GraceKennedy records flat nine-month profit
Conglomerate GraceKennedy Limited saw total revenues rising to $69.3 billion for the nine months ended September 30, a four per cent increase over the $66.65 billion for the corresponding period in 2016.
Net profit remained flat, increasing by 1.4 per cent to $3.75 billion, compared with $3.7 billion at the end of September 2016. Profit would have been weaker were it not for non-recurring gains of $455 million in relation to the acquisition of Consumer Brands and the liquidation of non-operating subsidiaries, according to the report accompanying the financials.
"Without these gains, net profit for the current period would have been higher than the corresponding period of 2016 by 0.7 per cent," the company said.
The report for the three-month period ended September showed revenues up by $567.85 million or 56.9 per cent to $1.56 billion over the corresponding period in 2016. Group CEO Don Wehby attributes the company's performance to focus and discipline in executing the company's strategy. The group's initiatives included the acquisition of Consumer Brands.
"We are quite optimistic about Consumer Brands and its capacity to add value to our shareholders. We have made, at the outset, a non-recurring gain of $418.5 million on the acquisition. We expect the business to continue to do well, given its knowledgeable and competent team and the Proctor and Gamble portfolio of products," Wehby said.
The impact of one-off gains have figured largely at Grace over the last two years. Group Chief Financial Officer Frank James explained the impact of non-recurring gains on the net profit as he co-hosted an investors briefing via live stream audio earlier this week

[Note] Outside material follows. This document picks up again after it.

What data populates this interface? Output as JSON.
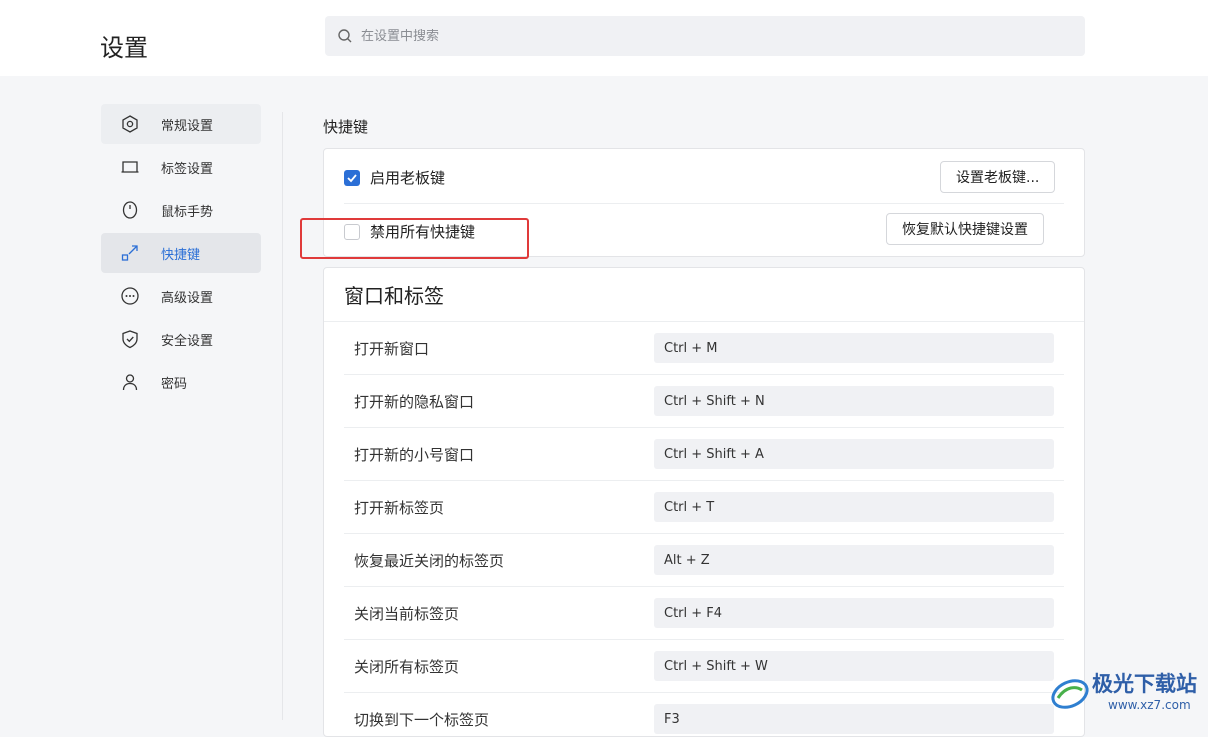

"In 2016, a non-recurring gain was attributable to the liquidation of non-operating subsidiaries. In 2017, we recorded $455 million in non-recurring gains due to liquidation of non-operating subsidiaries and an acquisition. Without these gains, net profit would have been higher than the corresponding period of 2016 by 0.7 per cent. For Q3 2017, without the one-off gains, net profit for the three months ended September 2017 would have increased by 14.6 per cent over prior year," James said.
Profits from all segments
Shareholders will receive a dividend of 45 cents per stock unit, bringing dividends year-to-date to $1.13, an 11 per cent increase over the corresponding period last year, according to James.
All segments of the group posted gains, except the insurance arm. The Food Trading segment, which includes operations in Jamaica, Canada, the United States, United Kingdom, and Ghana posted increases. Wehby highlighted growth in the Florida and Georgia markets for GraceKennedy Foods (USA) LLC and expanded relationships with Costco Wholesale and other retailers in western Canada for Grace Foods Canada.
Grace Foods Latin America and the Caribbean, according to Wehby, continues to be affected by the slow recovery of corned beef sales following a ban on the sale and distribution in several markets in March 2017. Hurricanes Irma and Maria disrupted operations on St Maarten, British Virgin Islands and Dominica, Wehby told the briefing.
He said the impact was also felt in the insurance arm. That segment, he said, declined in both revenue and pre-tax profit when compared to the corresponding period of 2016. This outcome
was influenced by reduced investment returns and increased claims activity from Caribbean territories that were affected by hurricanes in September.
Meanwhile, First Global Bank (FGB) experienced growth, driven mainly by net interest income and higher gains on securities sold when compared to the same period in 2016. Wehby said lower provisions against loan losses also contributed to the favourable performance as the bank continues to focus on delinquency management. FGB's new direction includes branch expansion through FGB Money Link.
The Money Services segment, through GraceKennedy Money Services, reported growth in both revenue and pre-tax profit over the corresponding period of 2016. This was due to increased transaction volumes in the remittance business, most notably in Trinidad and Tobago, Cayman and Guyana.